OK, OK, the plot: straight-laced cop, Ravi Malhotra (the Shash), tracks smugglers during weekdays and frollics in the park with his girlfriend, Sonia (Poonam Dhillon), on the weekends. Unbeknownst to them, Sonia's father, Dhanpatrai (Sanjeev Kumar), is a big-time smuggler. But no one knows - not even Dhanpatrai's loyal wife, Anju (Waheeda Rehman...?!), or his boisterous son, Vicky (Randhir Kapoor). When Ravi proposes to Sonia, the family is eager to meet him. But slowly this house of cards crumbles, as real identities are revealed, lives are lost, and, as Al once said, when he tries to get out, they pull him back in!
A bad-ass shot.
Shashi kicks it kung fu style...
...and kicks it retro style. Yeah, man!
So it's basically Trishul, except nephew Randhir is playing the usual Shashi spoiled-son role, and Shashi is playing Amitabh's usual hard-edged bringer of justice. Sanjeev Kumar looks like he just wandered off the Trishul set: identically floppy silver hair, cigarette holder, big glasses. In a pleasant surprise, however, Sanjeev kicks butt in Sawaal. Not only does he look quite fit in his white suits and rhinestone-encrusted bowties, but he's also honed the Good Or Possibly Deceitful OK No Really Good archetype to razor-sharp perfection. He's great: from laconic evil in the beginning to, well, laconic good in the end. You go, Sanjeev!
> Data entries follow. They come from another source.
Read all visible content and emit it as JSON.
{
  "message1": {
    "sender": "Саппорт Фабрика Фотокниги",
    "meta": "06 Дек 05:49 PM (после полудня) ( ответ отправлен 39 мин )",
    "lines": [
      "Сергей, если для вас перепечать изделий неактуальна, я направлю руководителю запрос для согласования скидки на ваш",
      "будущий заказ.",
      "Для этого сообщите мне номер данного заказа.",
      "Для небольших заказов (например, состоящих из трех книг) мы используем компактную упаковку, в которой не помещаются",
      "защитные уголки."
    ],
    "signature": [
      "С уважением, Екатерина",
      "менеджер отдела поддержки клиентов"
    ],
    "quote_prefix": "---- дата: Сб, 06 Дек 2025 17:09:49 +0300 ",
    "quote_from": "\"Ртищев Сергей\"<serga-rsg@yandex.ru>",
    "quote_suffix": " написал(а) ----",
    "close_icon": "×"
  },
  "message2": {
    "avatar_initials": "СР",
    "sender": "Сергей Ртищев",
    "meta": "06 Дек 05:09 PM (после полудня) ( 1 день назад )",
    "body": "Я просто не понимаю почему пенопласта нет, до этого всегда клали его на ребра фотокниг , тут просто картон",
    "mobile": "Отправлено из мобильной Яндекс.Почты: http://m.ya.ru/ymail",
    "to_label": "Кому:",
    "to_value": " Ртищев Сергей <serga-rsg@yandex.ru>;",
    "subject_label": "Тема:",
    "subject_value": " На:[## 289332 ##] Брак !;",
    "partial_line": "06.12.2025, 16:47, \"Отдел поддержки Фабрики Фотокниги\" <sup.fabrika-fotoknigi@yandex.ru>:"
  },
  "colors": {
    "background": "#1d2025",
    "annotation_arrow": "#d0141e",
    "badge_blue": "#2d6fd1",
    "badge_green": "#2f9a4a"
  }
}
The film also shares some similarities with Kasme Vaade and Chor Sipahee in that there's a strong Christian undercurrent. Themes of forgiveness, prodigal fathers and martyrdom run amock while blunt Christian symbols look on: check out the wall furnishings in Dhanpatrai's office (Orthodox Christian paintings), or the crucial meeting-place between Dhanpatrai and Ravi (see below).
Note Sanjeev's trim physique and super shiny silver hair. Note Shashi's unflattering shirt.
Despite the funebreal air of glory gone by, the filmmaking is actually quite crisp. The narrative moves along well - indeed, the plot bulldozes this film along without pause for some fun or some heart - with especially effective cross-cutting used here and there (e.g. Shashi kicking some dude's butt on a train, while Randhir sings his initial love ballad). The sets also looked surprisingly hip in a non-ironic way, with narry a tacky accessory to be found (OK, Sanjeev's rhinestone bowtie was a bit much... but we loved it!). And we should also note that this was the first (!) masala movie where the action actually made our heart stop! Very thrilling.
Yet even these moments of action, these moments of trendy art prints up on the wall, cannot rescue the film from itself. The final fight - as usual, a free-for-all with little bearing on the plot or characterization - seems slowed down to the point that we could just imagine the actor counting the beats under their breath, "1... 2... I move here now."
Helen has a cameo.
Apart from the sad Shashi and the super Sanjeev, the rest of the cast is as expected: Waheeda Rehman is too good to be in this film, Randhir Kapoor not only hams but channels his father hamming, Phoonam Dillon is forgettable, and Mac Mohan is DA BOOOMBZ. The songs are likewise forgettable, though, again, the cross-cutting makes them pretty spectacular in terms of narrative drive. We especially enjoyed the one scene where a character declares that Shashi must die, and we immediately fast-cut to Shashi and Phoonam in the forest, with Shashi singing, "I live and I die, and I lo-o-ove you." Yeah, irony!